━━━ Input material ━━━
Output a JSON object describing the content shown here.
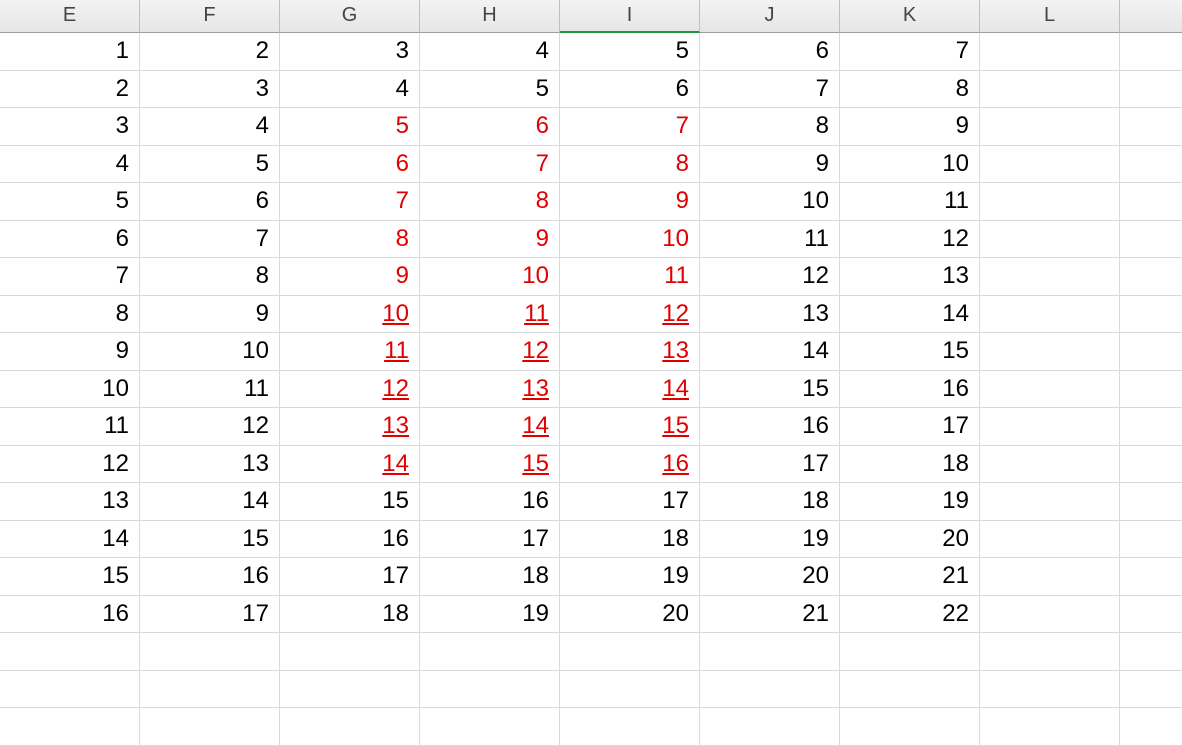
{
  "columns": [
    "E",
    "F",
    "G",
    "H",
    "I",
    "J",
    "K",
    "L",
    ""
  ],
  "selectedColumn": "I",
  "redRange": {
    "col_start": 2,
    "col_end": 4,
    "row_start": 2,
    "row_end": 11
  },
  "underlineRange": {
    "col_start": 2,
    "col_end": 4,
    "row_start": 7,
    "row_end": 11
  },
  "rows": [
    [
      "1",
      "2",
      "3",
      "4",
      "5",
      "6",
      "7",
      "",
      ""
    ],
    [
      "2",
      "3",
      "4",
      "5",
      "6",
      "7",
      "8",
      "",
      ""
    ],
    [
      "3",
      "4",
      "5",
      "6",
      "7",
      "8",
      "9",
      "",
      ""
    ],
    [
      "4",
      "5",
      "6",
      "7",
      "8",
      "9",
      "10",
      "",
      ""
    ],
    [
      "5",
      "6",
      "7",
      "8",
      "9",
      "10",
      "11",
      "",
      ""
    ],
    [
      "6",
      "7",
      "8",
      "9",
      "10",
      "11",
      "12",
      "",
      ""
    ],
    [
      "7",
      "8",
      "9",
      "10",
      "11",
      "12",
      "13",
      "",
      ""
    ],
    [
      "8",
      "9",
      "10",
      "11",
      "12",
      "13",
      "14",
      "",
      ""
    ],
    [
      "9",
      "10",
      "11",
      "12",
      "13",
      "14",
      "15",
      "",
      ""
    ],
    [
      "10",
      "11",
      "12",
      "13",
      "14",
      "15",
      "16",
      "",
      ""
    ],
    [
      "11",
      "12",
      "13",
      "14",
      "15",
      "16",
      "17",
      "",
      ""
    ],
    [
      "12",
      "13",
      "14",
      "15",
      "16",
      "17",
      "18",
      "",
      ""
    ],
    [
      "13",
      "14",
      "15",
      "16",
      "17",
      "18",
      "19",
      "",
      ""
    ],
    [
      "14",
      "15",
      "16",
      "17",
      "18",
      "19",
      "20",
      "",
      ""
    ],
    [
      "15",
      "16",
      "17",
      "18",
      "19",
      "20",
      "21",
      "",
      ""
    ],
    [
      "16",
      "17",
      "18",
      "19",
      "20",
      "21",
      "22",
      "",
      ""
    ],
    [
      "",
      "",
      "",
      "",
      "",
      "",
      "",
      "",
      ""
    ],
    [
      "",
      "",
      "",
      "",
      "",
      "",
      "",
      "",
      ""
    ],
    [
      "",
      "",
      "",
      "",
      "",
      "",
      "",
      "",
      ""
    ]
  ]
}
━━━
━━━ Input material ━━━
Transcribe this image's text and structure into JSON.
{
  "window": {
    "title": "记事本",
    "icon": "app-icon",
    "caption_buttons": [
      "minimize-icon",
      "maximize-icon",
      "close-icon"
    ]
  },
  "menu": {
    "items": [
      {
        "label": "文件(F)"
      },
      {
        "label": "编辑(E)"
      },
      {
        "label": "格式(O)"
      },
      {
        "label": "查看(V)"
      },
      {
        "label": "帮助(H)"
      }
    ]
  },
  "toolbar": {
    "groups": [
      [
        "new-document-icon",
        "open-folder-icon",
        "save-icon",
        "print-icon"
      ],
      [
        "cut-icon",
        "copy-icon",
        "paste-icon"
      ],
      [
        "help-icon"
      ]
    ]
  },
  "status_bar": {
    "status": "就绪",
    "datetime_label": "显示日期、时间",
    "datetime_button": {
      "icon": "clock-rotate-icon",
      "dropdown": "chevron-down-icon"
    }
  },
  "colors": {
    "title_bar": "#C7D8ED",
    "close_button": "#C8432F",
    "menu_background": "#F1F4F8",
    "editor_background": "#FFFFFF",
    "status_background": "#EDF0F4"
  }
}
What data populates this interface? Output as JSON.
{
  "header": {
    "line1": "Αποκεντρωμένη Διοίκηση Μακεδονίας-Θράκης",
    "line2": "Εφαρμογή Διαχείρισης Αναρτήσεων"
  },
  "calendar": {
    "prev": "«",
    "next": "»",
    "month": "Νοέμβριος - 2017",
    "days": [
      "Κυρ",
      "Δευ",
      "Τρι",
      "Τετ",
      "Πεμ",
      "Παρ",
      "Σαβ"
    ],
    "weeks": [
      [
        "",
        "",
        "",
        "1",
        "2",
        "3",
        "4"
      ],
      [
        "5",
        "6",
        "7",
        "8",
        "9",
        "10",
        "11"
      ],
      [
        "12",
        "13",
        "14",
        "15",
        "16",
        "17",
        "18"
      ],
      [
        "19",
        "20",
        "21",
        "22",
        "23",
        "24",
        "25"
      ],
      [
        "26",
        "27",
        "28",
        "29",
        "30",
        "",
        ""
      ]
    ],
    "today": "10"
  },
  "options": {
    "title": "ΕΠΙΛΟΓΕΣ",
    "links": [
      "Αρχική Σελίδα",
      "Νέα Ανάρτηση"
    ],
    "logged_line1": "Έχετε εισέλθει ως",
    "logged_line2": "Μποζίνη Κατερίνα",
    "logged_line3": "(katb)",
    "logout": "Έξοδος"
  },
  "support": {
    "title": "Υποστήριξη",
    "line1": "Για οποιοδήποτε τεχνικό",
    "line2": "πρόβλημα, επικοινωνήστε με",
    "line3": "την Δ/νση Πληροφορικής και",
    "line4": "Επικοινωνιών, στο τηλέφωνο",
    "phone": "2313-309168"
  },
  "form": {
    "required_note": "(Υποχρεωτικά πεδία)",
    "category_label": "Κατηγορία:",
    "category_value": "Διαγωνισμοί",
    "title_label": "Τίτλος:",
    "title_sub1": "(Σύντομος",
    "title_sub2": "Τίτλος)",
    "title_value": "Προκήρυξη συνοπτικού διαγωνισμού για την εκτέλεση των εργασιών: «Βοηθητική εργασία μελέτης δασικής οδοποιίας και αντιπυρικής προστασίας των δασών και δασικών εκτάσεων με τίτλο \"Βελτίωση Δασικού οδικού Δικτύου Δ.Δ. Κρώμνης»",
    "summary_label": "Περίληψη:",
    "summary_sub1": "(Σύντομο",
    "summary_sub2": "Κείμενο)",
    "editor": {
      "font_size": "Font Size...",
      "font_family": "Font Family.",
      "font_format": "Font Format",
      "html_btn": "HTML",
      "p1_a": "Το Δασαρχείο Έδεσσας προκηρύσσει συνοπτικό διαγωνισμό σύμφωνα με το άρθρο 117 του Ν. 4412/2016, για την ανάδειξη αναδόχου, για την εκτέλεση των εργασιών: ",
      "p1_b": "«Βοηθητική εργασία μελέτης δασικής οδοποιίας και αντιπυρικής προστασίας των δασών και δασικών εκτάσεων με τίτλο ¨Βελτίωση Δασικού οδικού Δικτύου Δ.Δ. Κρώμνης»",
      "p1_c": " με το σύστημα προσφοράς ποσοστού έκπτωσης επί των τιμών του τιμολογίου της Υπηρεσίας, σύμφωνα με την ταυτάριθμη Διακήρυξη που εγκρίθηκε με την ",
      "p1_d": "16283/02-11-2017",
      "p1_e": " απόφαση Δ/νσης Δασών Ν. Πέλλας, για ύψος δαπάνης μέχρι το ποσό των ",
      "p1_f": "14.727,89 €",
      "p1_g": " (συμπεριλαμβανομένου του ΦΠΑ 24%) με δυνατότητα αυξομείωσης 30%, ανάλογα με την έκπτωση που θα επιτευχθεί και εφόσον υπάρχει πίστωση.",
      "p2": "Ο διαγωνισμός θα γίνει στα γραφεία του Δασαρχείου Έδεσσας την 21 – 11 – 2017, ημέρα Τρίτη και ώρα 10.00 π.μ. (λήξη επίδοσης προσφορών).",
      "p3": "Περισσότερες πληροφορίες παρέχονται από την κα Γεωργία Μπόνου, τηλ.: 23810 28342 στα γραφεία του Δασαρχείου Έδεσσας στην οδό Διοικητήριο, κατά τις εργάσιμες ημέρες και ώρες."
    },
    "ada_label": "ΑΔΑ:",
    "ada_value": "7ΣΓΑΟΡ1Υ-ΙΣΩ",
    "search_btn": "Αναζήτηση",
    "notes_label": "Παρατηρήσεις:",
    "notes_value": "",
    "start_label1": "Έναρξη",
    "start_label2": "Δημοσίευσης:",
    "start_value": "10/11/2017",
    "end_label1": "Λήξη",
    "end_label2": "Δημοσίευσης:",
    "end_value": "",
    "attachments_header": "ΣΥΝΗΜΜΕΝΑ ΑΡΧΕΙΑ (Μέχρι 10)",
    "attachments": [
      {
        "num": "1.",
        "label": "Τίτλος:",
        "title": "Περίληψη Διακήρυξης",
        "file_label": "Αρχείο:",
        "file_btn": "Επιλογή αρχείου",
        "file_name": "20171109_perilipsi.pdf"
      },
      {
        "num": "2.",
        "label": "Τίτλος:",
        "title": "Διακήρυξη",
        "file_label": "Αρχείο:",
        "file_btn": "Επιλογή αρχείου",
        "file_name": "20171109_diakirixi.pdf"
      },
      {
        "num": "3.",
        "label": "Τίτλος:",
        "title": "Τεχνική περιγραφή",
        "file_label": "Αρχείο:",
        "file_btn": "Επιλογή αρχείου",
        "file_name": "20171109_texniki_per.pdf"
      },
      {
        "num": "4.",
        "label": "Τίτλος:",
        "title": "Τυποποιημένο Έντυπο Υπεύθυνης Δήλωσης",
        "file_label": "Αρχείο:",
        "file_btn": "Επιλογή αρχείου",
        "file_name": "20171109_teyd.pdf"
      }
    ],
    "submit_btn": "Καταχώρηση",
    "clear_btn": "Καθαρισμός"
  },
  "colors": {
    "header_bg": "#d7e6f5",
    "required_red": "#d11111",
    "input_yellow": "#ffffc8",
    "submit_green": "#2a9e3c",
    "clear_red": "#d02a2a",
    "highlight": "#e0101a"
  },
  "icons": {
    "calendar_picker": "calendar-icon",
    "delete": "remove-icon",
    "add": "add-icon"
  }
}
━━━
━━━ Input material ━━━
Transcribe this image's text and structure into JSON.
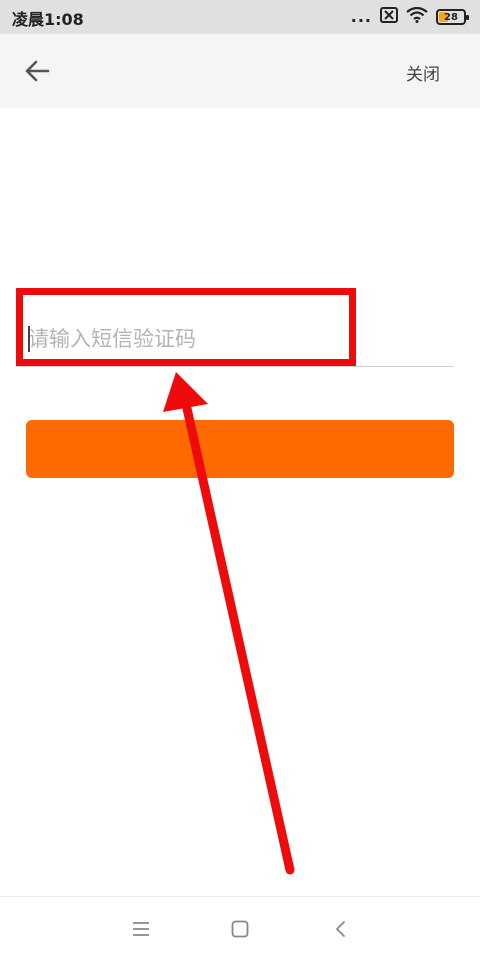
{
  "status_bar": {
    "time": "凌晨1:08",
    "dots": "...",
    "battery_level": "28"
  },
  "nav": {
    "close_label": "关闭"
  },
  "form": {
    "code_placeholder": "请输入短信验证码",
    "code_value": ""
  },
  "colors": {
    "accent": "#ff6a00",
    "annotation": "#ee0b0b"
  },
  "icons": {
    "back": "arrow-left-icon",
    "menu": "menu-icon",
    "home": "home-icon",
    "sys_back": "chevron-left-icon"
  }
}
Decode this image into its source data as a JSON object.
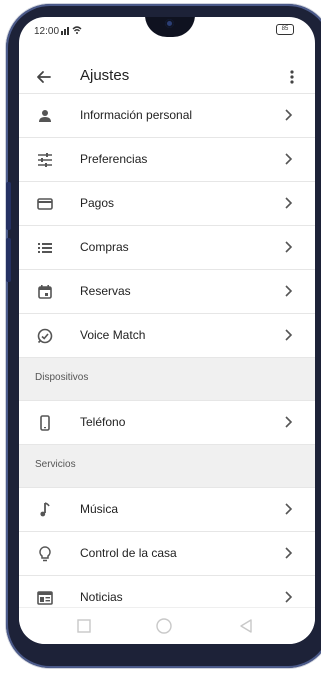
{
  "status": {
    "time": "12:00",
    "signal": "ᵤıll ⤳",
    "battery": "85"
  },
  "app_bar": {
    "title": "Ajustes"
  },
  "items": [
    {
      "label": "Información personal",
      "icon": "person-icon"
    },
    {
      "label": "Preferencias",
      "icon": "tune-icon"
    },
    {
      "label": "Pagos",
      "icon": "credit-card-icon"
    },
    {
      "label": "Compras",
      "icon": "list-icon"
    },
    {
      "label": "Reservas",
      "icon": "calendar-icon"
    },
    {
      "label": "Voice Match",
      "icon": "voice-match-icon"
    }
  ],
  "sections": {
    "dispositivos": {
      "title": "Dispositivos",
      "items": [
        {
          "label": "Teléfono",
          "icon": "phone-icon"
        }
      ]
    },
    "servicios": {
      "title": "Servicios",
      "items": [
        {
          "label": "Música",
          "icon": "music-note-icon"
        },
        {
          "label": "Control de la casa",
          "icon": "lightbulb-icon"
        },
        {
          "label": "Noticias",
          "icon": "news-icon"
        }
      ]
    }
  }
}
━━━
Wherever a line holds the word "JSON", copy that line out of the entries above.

**Output:**
Output a JSON object describing the content shown here.
Transcribe this image's text and structure into JSON.
What data populates this interface? Output as JSON.
Transcribe this image's text and structure into JSON.
Decode this image into its source data as a JSON object.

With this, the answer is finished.